Some deaths come like that.  And every birth.  You know, and you know, and still you are stunned when you see that it is not, after all, a ‘taking.’  It is ascent.  It is one being caught up by glory, into glory.  And the other walking back, and further on.  Still in the story, but having been given a glimpse of its larger frame.  Your voice rises and cracks.

The knowing you’d had — that ‘taking’ is coming, even near — partial, insufficient, the knowing matters.  The work to see and to hear and to talk and to walk — that matters too.  By it you are brought across the river, to the encounter with crackling flame and pounding force.  By it you are enabled to take the next step.  To pick up the mantle and cross the river back and walk on into the portion of work that is yours.  

I am still in my story.  DOJ to seminary.  Seminary to local church.  Local church to doctoral work, and then across.  An odd process, sometimes sideways. And if right here, right now I cannot even see to name the journey’s end, yet through this text, I am reminded of how partial my story is and given a glimpse of its larger frame.  Gilgal to Bethel.  Bethel to Jericho.  Jericho to the Jordan, and then across.  An end that is like but also unlike; expected yet impossible to anticipate; an end that is not an end but merely one more turn.  Until the next. I do not know, nor fully can, the story’s frame.  It will come as surprise; it cannot be else.  But here within the tale, I can watch and listen and talk and walk on to the next thing, the next glimpse of heaven breaking in and catching a little bit of this world up into itself, until the kingdom comes.

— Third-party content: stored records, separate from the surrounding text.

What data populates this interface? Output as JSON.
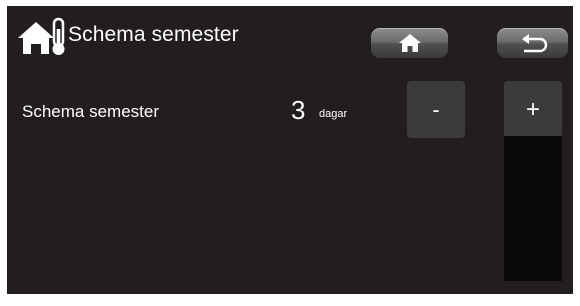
{
  "header": {
    "title": "Schema semester",
    "app_icon": "house-thermometer-icon",
    "home_button_icon": "home-icon",
    "back_button_icon": "back-arrow-icon"
  },
  "setting": {
    "label": "Schema semester",
    "value": "3",
    "unit": "dagar",
    "decrement_label": "-",
    "increment_label": "+"
  },
  "colors": {
    "background": "#221e1f",
    "text": "#ffffff",
    "stepper_button": "#3b3b3b",
    "header_button": "#6c6c6c"
  }
}
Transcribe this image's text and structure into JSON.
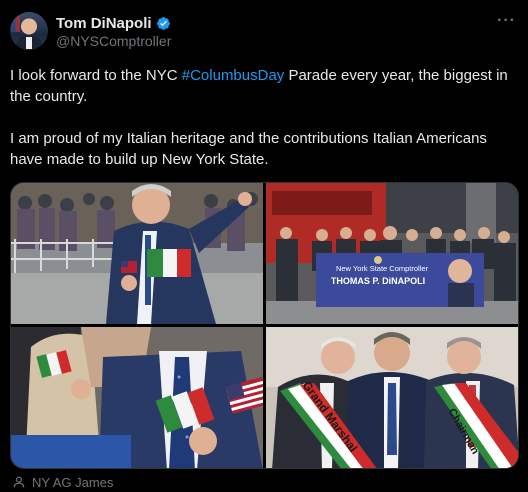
{
  "author": {
    "display_name": "Tom DiNapoli",
    "handle": "@NYSComptroller",
    "verified": true,
    "avatar_icon": "profile-photo"
  },
  "menu": {
    "more_label": "···"
  },
  "tweet": {
    "line1_before": "I look forward to the NYC ",
    "hashtag": "#ColumbusDay",
    "line1_after": " Parade every year, the biggest in the country.",
    "paragraph2": "I am proud of my Italian heritage and the contributions Italian Americans have made to build up New York State."
  },
  "media": {
    "banner_line1": "New York State Comptroller",
    "banner_line2": "THOMAS P. DiNAPOLI",
    "sash_left": "Grand Marshal",
    "sash_right": "Chairman"
  },
  "tagged": {
    "label": "NY AG James",
    "icon": "person-icon"
  },
  "colors": {
    "accent": "#1d9bf0",
    "muted": "#71767b",
    "text": "#e7e9ea",
    "background": "#000000"
  }
}
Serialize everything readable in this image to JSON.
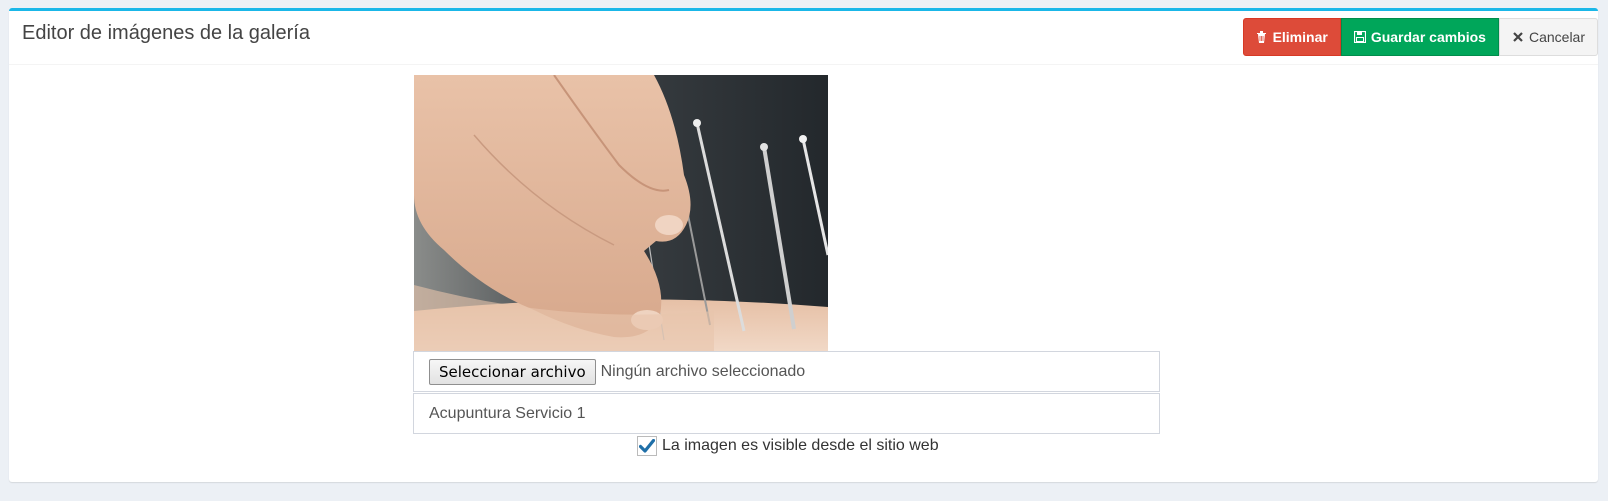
{
  "header": {
    "title": "Editor de imágenes de la galería",
    "delete_label": "Eliminar",
    "save_label": "Guardar cambios",
    "cancel_label": "Cancelar",
    "colors": {
      "accent": "#1ab7e8",
      "danger": "#dd4b39",
      "success": "#00a65a"
    }
  },
  "image": {
    "description": "Acupuncture needles being inserted by hand"
  },
  "file_input": {
    "button_label": "Seleccionar archivo",
    "status": "Ningún archivo seleccionado"
  },
  "caption": {
    "value": "Acupuntura Servicio 1"
  },
  "visibility": {
    "checked": true,
    "label": "La imagen es visible desde el sitio web"
  }
}
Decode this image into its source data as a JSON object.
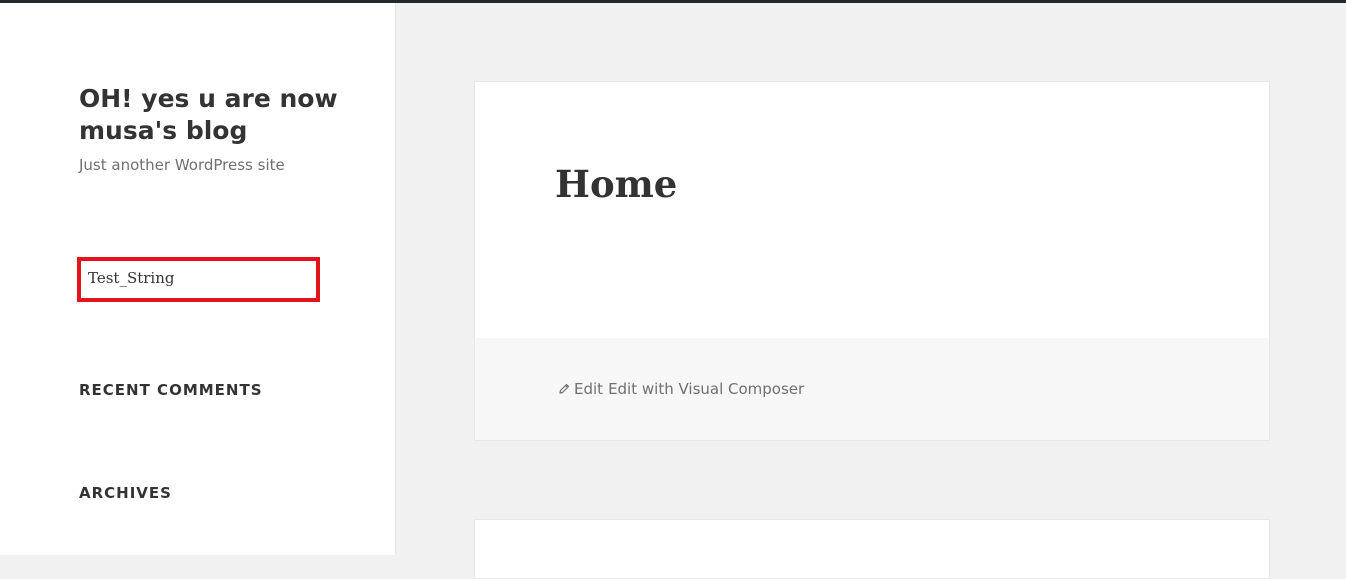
{
  "site": {
    "title": "OH! yes u are now musa's blog",
    "description": "Just another WordPress site"
  },
  "sidebar": {
    "text_widget": "Test_String",
    "widgets": [
      {
        "title": "RECENT COMMENTS"
      },
      {
        "title": "ARCHIVES"
      }
    ]
  },
  "main": {
    "article": {
      "title": "Home",
      "edit_label": "Edit",
      "visual_composer_label": "Edit with Visual Composer"
    }
  },
  "colors": {
    "highlight_border": "#e3131d",
    "topbar": "#23282d",
    "background": "#f1f1f1"
  },
  "icons": {
    "edit": "pencil-icon"
  }
}
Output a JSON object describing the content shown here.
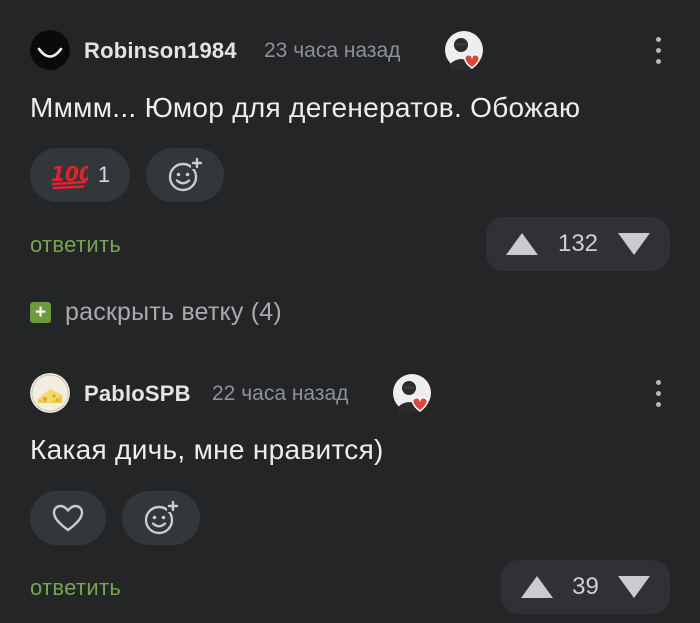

Fire crackles and chariot wheels rumble and hoofbeats pound against the air.